Hours 9

lecturer VD

15

CM

TUTORIALS/SEMINARS 1. Differential analysis of transport phenomena 2. Non-Newtonian technology

4 8

VD CM

COURSEWORK:

Students are expected to complete assignments (4 homeworks, 5% each) and a class test (20 %) based on the information covered in the lectures/seminars.

LECTURERS: MODULE CREDIT:

CM

The module is assessed by 40 % continual assessment comprised of coursework and class test and 60 % by examination. To gain modular credit a student must pass both the examination and continual assessment elements of the course. TEXT BOOKS: Recommended for purchase: Transport Phenomena, R. Byron Bird, W. E. Stewart, E. N. Lightfoot, John Wiley & Sons, Inc. 2nd Edition, 2001. Recommended for consultation: 1. Mass transport phenomena, C. J. Geankoplis, New York: Holt, Rinehart and Winston, 1972. 2. Chemical Engineering (Volume 1), J.M. Coulson & J.F. Richardson with J.R. Backhurst & J.H. Harker, Pergamon, 1990. 3. The Transport Phenomena Problem Solver, M. Fogiel (Editor), Research & Education Association, 1984. 4. Momentum, Heat and Mass Transfer, Bennett, C. O. and Myers, J. E. McGrawHill, 1974. DETAILED SYLLABUS: LECTURES: 24 hours

1. Differential Analysis of Transport Phenomena (9) 1.1 Shell momentum balances and boundary conditions 1.2 Velocity distributions in Laminar flow 1.3 The equation of continuity and the equation of motion 1.4 Velocity distributions with more than one independent variable 1.5 Flow near solid surfaces by boundary layer theory 1.6 Thermal conductivity and the mechanisms of energy transport 1.7 Shell energy balances and temperature distributions in solids and laminar flow 1.8 Diffusivity and the mechanisms of mass transport 1.9 Concentration distributions in solids and laminar flow 1.10 Dimensional analysis in transport phenomena

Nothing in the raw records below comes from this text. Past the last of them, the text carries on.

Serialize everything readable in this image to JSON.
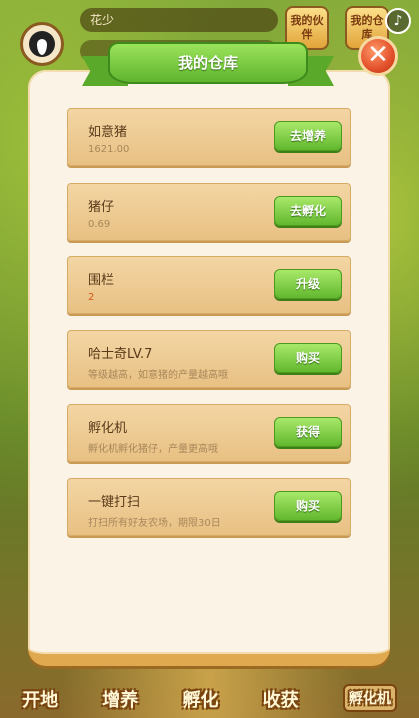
{
  "header": {
    "name": "花少",
    "buttons": [
      "我的伙伴",
      "我的仓库"
    ],
    "music_icon": "music-note-icon"
  },
  "dialog": {
    "title": "我的仓库",
    "close_icon": "close-icon",
    "items": [
      {
        "title": "如意猪",
        "sub": "1621.00",
        "button": "去增养"
      },
      {
        "title": "猪仔",
        "sub": "0.69",
        "button": "去孵化"
      },
      {
        "title": "围栏",
        "sub": "2",
        "button": "升级"
      },
      {
        "title": "哈士奇LV.7",
        "sub": "等级越高，如意猪的产量越高哦",
        "button": "购买"
      },
      {
        "title": "孵化机",
        "sub": "孵化机孵化猪仔，产量更高哦",
        "button": "获得"
      },
      {
        "title": "一键打扫",
        "sub": "打扫所有好友农场，期限30日",
        "button": "购买"
      }
    ]
  },
  "bottom_nav": [
    "开地",
    "增养",
    "孵化",
    "收获",
    "孵化机"
  ],
  "colors": {
    "accent_green": "#62b82e",
    "panel": "#fbf3e6",
    "item": "#e8c083"
  }
}
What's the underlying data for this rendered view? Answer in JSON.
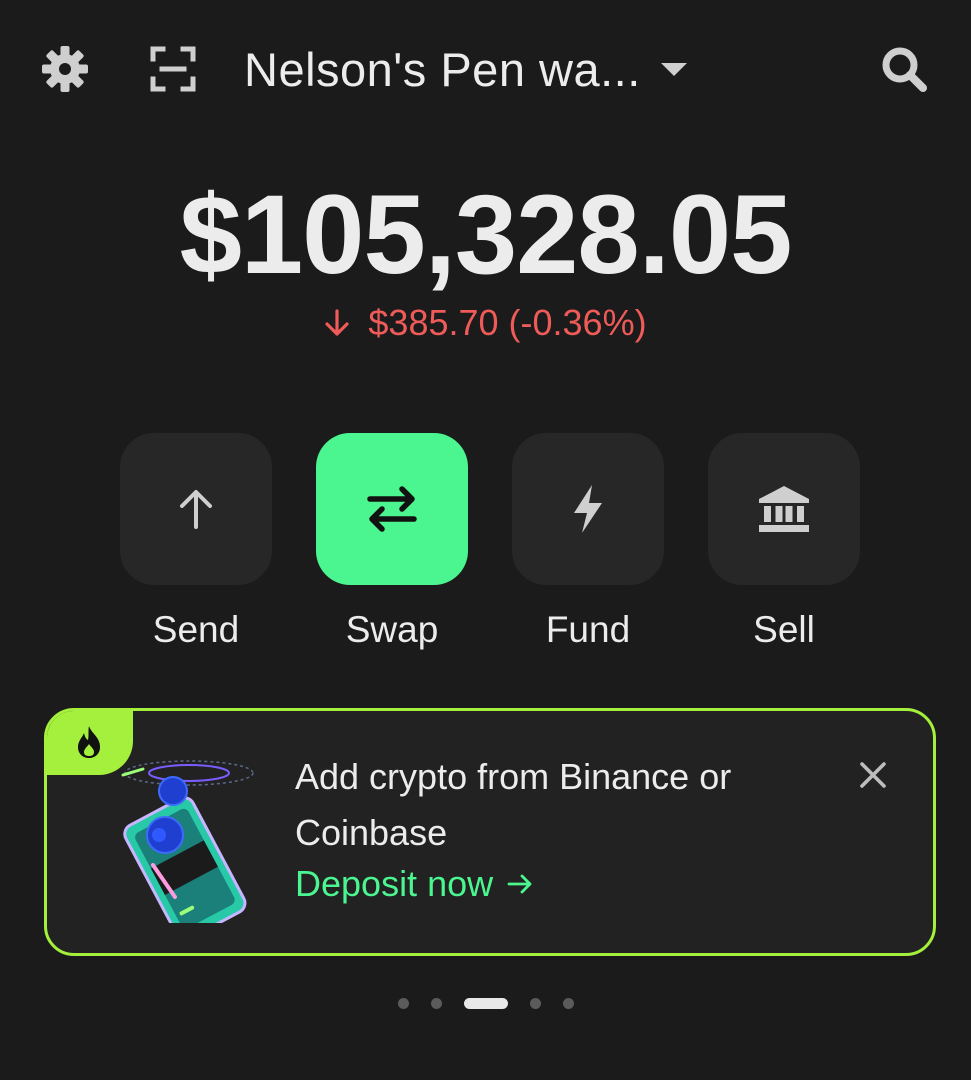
{
  "header": {
    "settings_icon": "gear-icon",
    "scan_icon": "scan-icon",
    "wallet_name": "Nelson's Pen wa...",
    "search_icon": "search-icon"
  },
  "balance": {
    "amount": "$105,328.05",
    "change_text": "$385.70 (-0.36%)",
    "change_direction": "down",
    "change_color": "#ee5b59"
  },
  "actions": [
    {
      "label": "Send",
      "icon": "arrow-up-icon"
    },
    {
      "label": "Swap",
      "icon": "swap-icon",
      "highlighted": true
    },
    {
      "label": "Fund",
      "icon": "lightning-icon"
    },
    {
      "label": "Sell",
      "icon": "bank-icon"
    }
  ],
  "promo": {
    "title": "Add crypto from Binance or Coinbase",
    "link_label": "Deposit now",
    "badge_icon": "flame-icon",
    "accent_color": "#a4f03c"
  },
  "pager": {
    "total": 5,
    "active_index": 2
  },
  "colors": {
    "background": "#1b1b1b",
    "primary_green": "#4bf58f",
    "negative_red": "#ee5b59"
  }
}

2. Non-Newtonian technology (15) 2.1 Introduction to rheology. 2.2 The concept and importance of non-Newtonian liquids. 2.3 Time dependent and time independent non-Newtonian fluids: pseudoplastic; dilatant; Bingham plastic; rheopectic; thixotropic. 2.4 Rheological formulae: power law model; generalized Bingham model; other models. 2.5 NonNewtonian fluids in simple geometries: incompressible fluids in pipes; general time independent non-Newtonian fluids in pipes; Bingham plastic fluids in pipes; power

law fluids in pipes; power law fluids in rectangular conduits; power law fluids in annuli. 2.6 Measurement of viscosity: capillary viscometers; concentric cylinder rotary viscometers; cone and plate viscometers. 2.7 Processing of non-Newtonian fluids. 2.8 Extrusion of polymer melts.

TUTORIALS/SEMINARS: 12 hours The students are provided with tutorial, worked examples of the above lecture material. Tutorials/seminars are an integral element of the module.